(Given entries)

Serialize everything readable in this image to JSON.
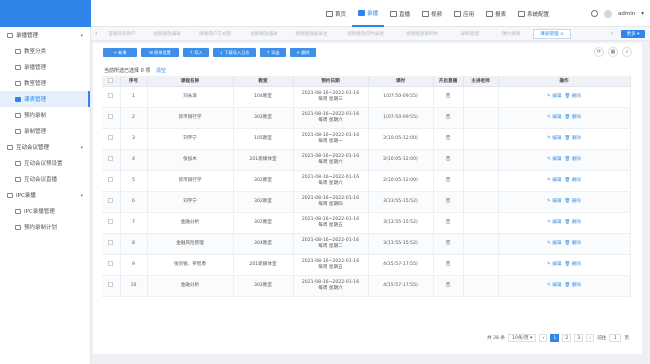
{
  "colors": {
    "accent": "#2f86e8",
    "button": "#3d8fe8"
  },
  "topnav": [
    {
      "label": "首页",
      "icon": "home-icon",
      "active": false
    },
    {
      "label": "录播",
      "icon": "record-icon",
      "active": true
    },
    {
      "label": "直播",
      "icon": "live-icon",
      "active": false
    },
    {
      "label": "视频",
      "icon": "video-icon",
      "active": false
    },
    {
      "label": "应用",
      "icon": "app-icon",
      "active": false
    },
    {
      "label": "报表",
      "icon": "report-icon",
      "active": false
    },
    {
      "label": "系统配置",
      "icon": "settings-icon",
      "active": false
    }
  ],
  "user": {
    "name": "admin"
  },
  "sidebar": [
    {
      "type": "group",
      "label": "录播管理"
    },
    {
      "type": "item",
      "label": "教室分类",
      "active": false
    },
    {
      "type": "item",
      "label": "录播管理",
      "active": false
    },
    {
      "type": "item",
      "label": "教室管理",
      "active": false
    },
    {
      "type": "item",
      "label": "课表管理",
      "active": true
    },
    {
      "type": "item",
      "label": "预约录制",
      "active": false
    },
    {
      "type": "item",
      "label": "录制管理",
      "active": false
    },
    {
      "type": "group",
      "label": "互动会议管理"
    },
    {
      "type": "item",
      "label": "互动会议预设置",
      "active": false
    },
    {
      "type": "item",
      "label": "互动会议直播",
      "active": false
    },
    {
      "type": "group",
      "label": "IPC录播"
    },
    {
      "type": "item",
      "label": "IPC录播管理",
      "active": false
    },
    {
      "type": "item",
      "label": "预约录制计划",
      "active": false
    }
  ],
  "tabs": [
    {
      "label": "首播或多用户",
      "active": false
    },
    {
      "label": "视频播放器录",
      "active": false
    },
    {
      "label": "课播用户方式管",
      "active": false
    },
    {
      "label": "视频播放器录",
      "active": false
    },
    {
      "label": "视频播放器录生",
      "active": false
    },
    {
      "label": "视频播放同时录建",
      "active": false
    },
    {
      "label": "视频播放录制中",
      "active": false
    },
    {
      "label": "录制管理",
      "active": false
    },
    {
      "label": "预约录制",
      "active": false
    },
    {
      "label": "课表管理 ×",
      "active": true
    }
  ],
  "more_label": "更多 ▾",
  "toolbar": [
    {
      "label": "+ 新增"
    },
    {
      "label": "⊞ 周排设置"
    },
    {
      "label": "↑ 导入"
    },
    {
      "label": "↓ 下载导入日志"
    },
    {
      "label": "↑ 导出"
    },
    {
      "label": "✕ 删除"
    }
  ],
  "selection": {
    "text": "当前所选已选择 0 项",
    "clear": "清空"
  },
  "columns": [
    "",
    "序号",
    "课程名称",
    "教室",
    "预约日期",
    "课时",
    "开启直播",
    "主讲老师",
    "操作"
  ],
  "rows": [
    [
      "1",
      "刘永泽",
      "104教室",
      "2021-08-16~2022-01-16",
      "每周 星期三",
      "1(07:50-09:55)",
      "否",
      ""
    ],
    [
      "2",
      "货币银行学",
      "302教室",
      "2021-08-16~2022-01-16",
      "每周 星期六",
      "1(07:50-09:55)",
      "否",
      ""
    ],
    [
      "3",
      "刘宇宁",
      "105教室",
      "2021-08-16~2022-01-16",
      "每周 星期一",
      "2(10:05-12:00)",
      "否",
      ""
    ],
    [
      "4",
      "张加木",
      "201新媒体室",
      "2021-08-16~2022-01-16",
      "每周 星期六",
      "2(10:05-12:00)",
      "否",
      ""
    ],
    [
      "5",
      "货币银行学",
      "302教室",
      "2021-08-16~2022-01-16",
      "每周 星期六",
      "2(10:05-12:00)",
      "否",
      ""
    ],
    [
      "6",
      "刘宇宁",
      "302教室",
      "2021-08-16~2022-01-16",
      "每周 星期四",
      "3(13:55-15:52)",
      "否",
      ""
    ],
    [
      "7",
      "金融分析",
      "302教室",
      "2021-08-16~2022-01-16",
      "每周 星期五",
      "3(13:55-15:52)",
      "否",
      ""
    ],
    [
      "8",
      "金融风险管理",
      "304教室",
      "2021-08-16~2022-01-16",
      "每周 星期二",
      "3(13:55-15:52)",
      "否",
      ""
    ],
    [
      "9",
      "张剑锐、罗智勇",
      "201新媒体室",
      "2021-08-16~2022-01-16",
      "每周 星期五",
      "4(15:57-17:55)",
      "否",
      ""
    ],
    [
      "10",
      "金融分析",
      "302教室",
      "2021-08-16~2022-01-16",
      "每周 星期六",
      "4(15:57-17:55)",
      "否",
      ""
    ]
  ],
  "row_actions": {
    "edit": "✎ 编辑",
    "delete": "🗑 删除"
  },
  "pagination": {
    "total": "共 28 条",
    "page_size": "10条/页 ▾",
    "prev": "‹",
    "pages": [
      "1",
      "2",
      "3"
    ],
    "current": "1",
    "next": "›",
    "goto_label": "前往",
    "goto_value": "1",
    "page_suffix": "页"
  }
}
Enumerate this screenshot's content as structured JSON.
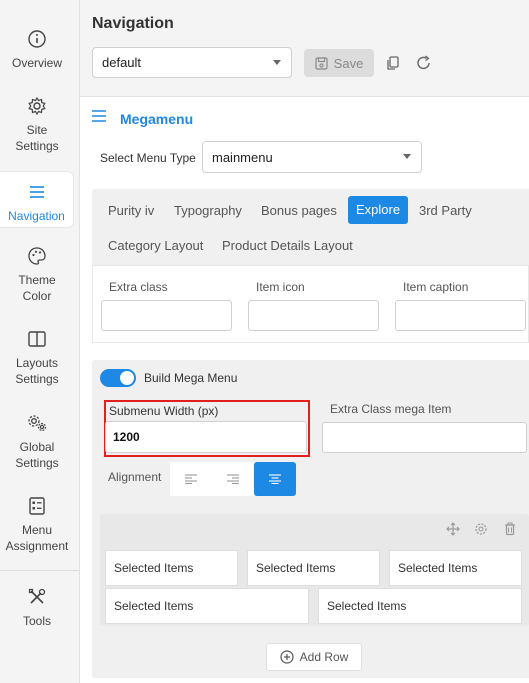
{
  "sidebar": {
    "items": [
      {
        "label": "Overview",
        "icon": "info-circle-icon"
      },
      {
        "label": "Site Settings",
        "icon": "gear-icon"
      },
      {
        "label": "Navigation",
        "icon": "hamburger-icon"
      },
      {
        "label": "Theme Color",
        "icon": "palette-icon"
      },
      {
        "label": "Layouts Settings",
        "icon": "columns-icon"
      },
      {
        "label": "Global Settings",
        "icon": "gears-icon"
      },
      {
        "label": "Menu Assignment",
        "icon": "checklist-icon"
      },
      {
        "label": "Tools",
        "icon": "tools-icon"
      }
    ],
    "active": "Navigation"
  },
  "header": {
    "title": "Navigation",
    "preset_value": "default",
    "save_label": "Save"
  },
  "megamenu": {
    "title": "Megamenu",
    "menu_type_label": "Select Menu Type",
    "menu_type_value": "mainmenu",
    "tabs": [
      "Purity iv",
      "Typography",
      "Bonus pages",
      "Explore",
      "3rd Party",
      "Category Layout",
      "Product Details Layout"
    ],
    "active_tab": "Explore",
    "fields": {
      "extra_class_label": "Extra class",
      "item_icon_label": "Item icon",
      "item_caption_label": "Item caption",
      "extra_class_value": "",
      "item_icon_value": "",
      "item_caption_value": ""
    },
    "build_mega_menu_label": "Build Mega Menu",
    "build_mega_menu_on": true,
    "submenu_width_label": "Submenu Width (px)",
    "submenu_width_value": "1200",
    "extra_class_mega_label": "Extra Class mega Item",
    "extra_class_mega_value": "",
    "alignment_label": "Alignment",
    "alignment_selected": "center",
    "rows": [
      [
        "Selected Items",
        "Selected Items",
        "Selected Items"
      ],
      [
        "Selected Items",
        "Selected Items"
      ]
    ],
    "add_row_label": "Add Row"
  },
  "colors": {
    "accent": "#1e88e5",
    "highlight": "#e0201f"
  }
}
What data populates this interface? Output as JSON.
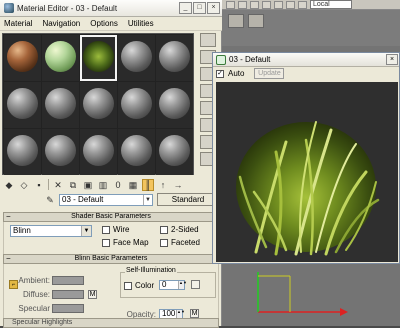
{
  "material_editor": {
    "title": "Material Editor - 03 - Default",
    "window_buttons": [
      "_",
      "□",
      "×"
    ],
    "menu": [
      "Material",
      "Navigation",
      "Options",
      "Utilities"
    ],
    "slots": [
      {
        "type": "brown"
      },
      {
        "type": "green"
      },
      {
        "type": "grass",
        "active": true
      },
      {
        "type": "gray"
      },
      {
        "type": "gray"
      },
      {
        "type": "gray"
      },
      {
        "type": "gray"
      },
      {
        "type": "gray"
      },
      {
        "type": "gray"
      },
      {
        "type": "gray"
      },
      {
        "type": "gray"
      },
      {
        "type": "gray"
      },
      {
        "type": "gray"
      },
      {
        "type": "gray"
      },
      {
        "type": "gray"
      }
    ],
    "material_name": "03 - Default",
    "material_type_button": "Standard",
    "shader_rollout": {
      "title": "Shader Basic Parameters",
      "shader": "Blinn",
      "options": [
        "Wire",
        "2-Sided",
        "Face Map",
        "Faceted"
      ]
    },
    "blinn_rollout": {
      "title": "Blinn Basic Parameters",
      "self_illumination_label": "Self-Illumination",
      "color_label": "Color",
      "color_value": "0",
      "ambient_label": "Ambient:",
      "diffuse_label": "Diffuse:",
      "specular_label": "Specular",
      "opacity_label": "Opacity:",
      "opacity_value": "100",
      "map_button": "M"
    },
    "specular_rollout_title": "Specular Highlights"
  },
  "preview": {
    "title": "03 - Default",
    "auto_label": "Auto",
    "auto_checked": true,
    "update_label": "Update"
  },
  "viewport": {
    "dropdown": "Local"
  }
}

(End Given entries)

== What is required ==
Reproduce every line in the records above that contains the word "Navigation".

== Response to the task ==
        "label": "Navigation",
    "active": "Navigation"
    "title": "Navigation",
      "Navigation",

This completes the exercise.